The last graph is with all fans at 100% or 12v showing what these coolers will really do with their included fans. Nothing really changes here outside of the temperatures dropping due to having more airflow and of course the S1 solution performing better as the fan speed increases (like all tested items here). The Twin Turbo II still maintains and extends just a bit, its lead over the Twin Frozr II.
One thing to note that is not shown here is the the difference in memory and VRM temperatures between the Twin Frozr II and these arctic coolers. Since these have a more effective cooling solution on them all around, both in the TIM and and the actual heatsinks themselves, temperatures on those according to MSI Afterburner were a few degrees Celsius lower as well.

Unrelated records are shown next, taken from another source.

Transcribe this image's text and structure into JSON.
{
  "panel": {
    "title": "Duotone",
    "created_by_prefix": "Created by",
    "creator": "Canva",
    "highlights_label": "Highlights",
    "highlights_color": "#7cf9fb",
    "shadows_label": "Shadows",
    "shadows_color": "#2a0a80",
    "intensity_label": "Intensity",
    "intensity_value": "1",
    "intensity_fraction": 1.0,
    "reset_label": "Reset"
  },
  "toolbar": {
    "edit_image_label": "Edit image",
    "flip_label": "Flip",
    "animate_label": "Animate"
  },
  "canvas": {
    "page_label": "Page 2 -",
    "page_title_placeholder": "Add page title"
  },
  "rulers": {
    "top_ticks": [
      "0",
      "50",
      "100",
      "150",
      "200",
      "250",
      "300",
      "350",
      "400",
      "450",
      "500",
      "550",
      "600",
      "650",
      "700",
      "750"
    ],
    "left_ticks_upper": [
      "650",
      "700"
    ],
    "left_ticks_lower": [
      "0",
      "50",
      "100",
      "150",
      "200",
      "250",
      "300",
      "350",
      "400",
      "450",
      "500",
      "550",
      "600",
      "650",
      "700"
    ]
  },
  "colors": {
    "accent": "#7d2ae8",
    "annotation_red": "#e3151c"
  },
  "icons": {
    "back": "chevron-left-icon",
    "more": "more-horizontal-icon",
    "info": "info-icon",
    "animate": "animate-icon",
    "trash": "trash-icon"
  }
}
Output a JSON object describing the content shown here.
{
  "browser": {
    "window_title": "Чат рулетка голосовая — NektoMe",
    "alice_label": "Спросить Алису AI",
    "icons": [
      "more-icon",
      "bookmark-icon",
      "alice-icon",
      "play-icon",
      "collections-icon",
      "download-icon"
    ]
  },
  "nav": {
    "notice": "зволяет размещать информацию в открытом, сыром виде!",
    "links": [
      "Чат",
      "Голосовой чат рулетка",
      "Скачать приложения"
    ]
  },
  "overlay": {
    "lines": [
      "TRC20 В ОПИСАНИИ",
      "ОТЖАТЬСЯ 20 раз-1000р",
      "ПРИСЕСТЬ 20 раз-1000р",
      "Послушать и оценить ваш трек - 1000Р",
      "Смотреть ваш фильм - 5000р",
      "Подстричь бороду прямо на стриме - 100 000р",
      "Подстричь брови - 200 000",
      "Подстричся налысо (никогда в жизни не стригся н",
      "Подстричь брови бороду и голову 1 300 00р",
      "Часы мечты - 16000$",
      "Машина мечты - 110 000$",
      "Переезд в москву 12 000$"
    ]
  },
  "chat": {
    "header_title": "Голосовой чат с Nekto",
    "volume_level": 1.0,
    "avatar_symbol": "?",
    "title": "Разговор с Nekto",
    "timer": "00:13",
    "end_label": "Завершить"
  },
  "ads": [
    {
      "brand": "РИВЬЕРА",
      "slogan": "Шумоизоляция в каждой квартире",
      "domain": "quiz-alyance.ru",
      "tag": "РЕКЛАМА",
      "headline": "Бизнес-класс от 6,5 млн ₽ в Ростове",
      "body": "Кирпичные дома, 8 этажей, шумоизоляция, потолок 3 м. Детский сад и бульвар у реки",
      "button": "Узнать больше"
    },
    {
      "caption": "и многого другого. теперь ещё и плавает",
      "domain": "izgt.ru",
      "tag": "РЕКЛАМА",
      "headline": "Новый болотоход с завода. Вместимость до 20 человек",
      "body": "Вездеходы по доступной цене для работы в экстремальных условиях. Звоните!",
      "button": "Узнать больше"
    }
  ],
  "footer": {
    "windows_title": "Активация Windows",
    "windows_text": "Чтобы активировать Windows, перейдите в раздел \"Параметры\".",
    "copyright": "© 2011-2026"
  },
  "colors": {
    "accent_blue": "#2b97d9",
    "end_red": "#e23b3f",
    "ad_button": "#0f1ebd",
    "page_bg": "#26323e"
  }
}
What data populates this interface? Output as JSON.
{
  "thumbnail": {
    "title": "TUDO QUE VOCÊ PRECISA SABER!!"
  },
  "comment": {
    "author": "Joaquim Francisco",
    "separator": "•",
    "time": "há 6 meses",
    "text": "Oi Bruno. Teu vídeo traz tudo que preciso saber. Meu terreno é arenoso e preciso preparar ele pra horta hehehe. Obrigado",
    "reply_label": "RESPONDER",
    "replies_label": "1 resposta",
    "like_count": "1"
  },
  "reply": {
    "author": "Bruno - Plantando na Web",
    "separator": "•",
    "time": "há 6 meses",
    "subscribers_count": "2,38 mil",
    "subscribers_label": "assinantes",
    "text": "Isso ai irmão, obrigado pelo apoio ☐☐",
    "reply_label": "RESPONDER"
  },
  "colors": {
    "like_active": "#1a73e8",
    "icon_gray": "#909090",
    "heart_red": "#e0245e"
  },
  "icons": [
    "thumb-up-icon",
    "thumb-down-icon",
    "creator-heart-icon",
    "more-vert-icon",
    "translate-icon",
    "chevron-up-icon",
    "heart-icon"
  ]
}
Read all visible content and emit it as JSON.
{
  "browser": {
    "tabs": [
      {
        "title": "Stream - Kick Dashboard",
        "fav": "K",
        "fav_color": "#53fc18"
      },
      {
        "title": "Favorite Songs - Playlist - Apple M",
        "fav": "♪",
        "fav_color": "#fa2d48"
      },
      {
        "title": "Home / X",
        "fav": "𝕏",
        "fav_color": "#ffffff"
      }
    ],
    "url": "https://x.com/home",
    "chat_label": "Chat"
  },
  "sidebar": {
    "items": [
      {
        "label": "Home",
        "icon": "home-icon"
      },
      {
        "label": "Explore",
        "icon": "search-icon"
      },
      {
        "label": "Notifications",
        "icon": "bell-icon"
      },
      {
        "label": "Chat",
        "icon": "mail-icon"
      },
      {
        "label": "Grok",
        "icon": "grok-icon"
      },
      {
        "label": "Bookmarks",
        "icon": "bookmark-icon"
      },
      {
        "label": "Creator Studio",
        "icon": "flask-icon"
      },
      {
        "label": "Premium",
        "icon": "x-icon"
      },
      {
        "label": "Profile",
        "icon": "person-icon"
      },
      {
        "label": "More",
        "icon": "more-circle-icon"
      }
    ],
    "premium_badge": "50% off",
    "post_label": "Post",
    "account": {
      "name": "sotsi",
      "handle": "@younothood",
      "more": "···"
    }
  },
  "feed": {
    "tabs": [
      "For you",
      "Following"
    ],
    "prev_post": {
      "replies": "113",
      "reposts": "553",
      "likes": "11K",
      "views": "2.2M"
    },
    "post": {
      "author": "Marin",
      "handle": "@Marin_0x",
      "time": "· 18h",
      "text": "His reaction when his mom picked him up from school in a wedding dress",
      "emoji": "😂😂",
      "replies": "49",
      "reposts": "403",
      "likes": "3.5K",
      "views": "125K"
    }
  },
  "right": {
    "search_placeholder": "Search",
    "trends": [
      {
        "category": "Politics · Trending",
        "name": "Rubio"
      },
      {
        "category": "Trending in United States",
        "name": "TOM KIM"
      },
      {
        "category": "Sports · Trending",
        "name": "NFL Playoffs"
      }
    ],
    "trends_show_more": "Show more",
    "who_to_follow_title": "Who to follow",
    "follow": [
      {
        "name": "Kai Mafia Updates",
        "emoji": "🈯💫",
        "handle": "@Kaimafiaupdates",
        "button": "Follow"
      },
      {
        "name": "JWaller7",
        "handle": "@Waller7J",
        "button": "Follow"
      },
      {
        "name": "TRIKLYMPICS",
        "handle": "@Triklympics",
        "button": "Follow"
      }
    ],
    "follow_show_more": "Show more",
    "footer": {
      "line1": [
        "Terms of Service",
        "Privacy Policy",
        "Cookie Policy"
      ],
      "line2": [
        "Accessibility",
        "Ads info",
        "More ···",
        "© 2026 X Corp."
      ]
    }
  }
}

Arctic has a long history of bringing good coolers to the table for enthusiasts, or ‘progressive users’. In their latest version(s), the Twin Turbo II line or the passively cooled solution S1 PLUS (optional Turbo module) is no different. The Twin Turbo II cooled better all around (core, memory, VRM’s) than an already stout cooler in the Twin Frozr III which impressed me. Another item that impressed me was that the S1 PLUS in ‘passive mode’ doing a fair job on such a powerful card. I really wouldn’t get anything that uses more power than the 7870 for use with it in passive mode, but that’s still one heck of a showing without a fan.
I’m hard pressed to find anything bad to say about these units to be honest. If you forced me to nitpick, I would have to mention the need to mix (and for five minutes mind you), the TIM. It would be a bit easier to have it premixed and ready to rock and roll out of the box. The other minor issue is on both heatsinks with the test card, unplugging the PCIe leads proved to be a bit more difficult than I would like it to be because of clearance issues.
Pricing on these coolers at newegg.com come in at $44.99 + SH for the S1 PLUS ($11.90 for the Turbo Module) and $59.99 for the TTII. I would have liked to have seen the S1 PLUS at the same price INCLUDING the fan though. As far as pricing for the TTII, I believe $60.00 is fair when buying it to replace a reference cooler. Just make sure before you purchase these coolers they are compatible with your GPU. That said, these coolers have been…
Joe Shields (Earthdog)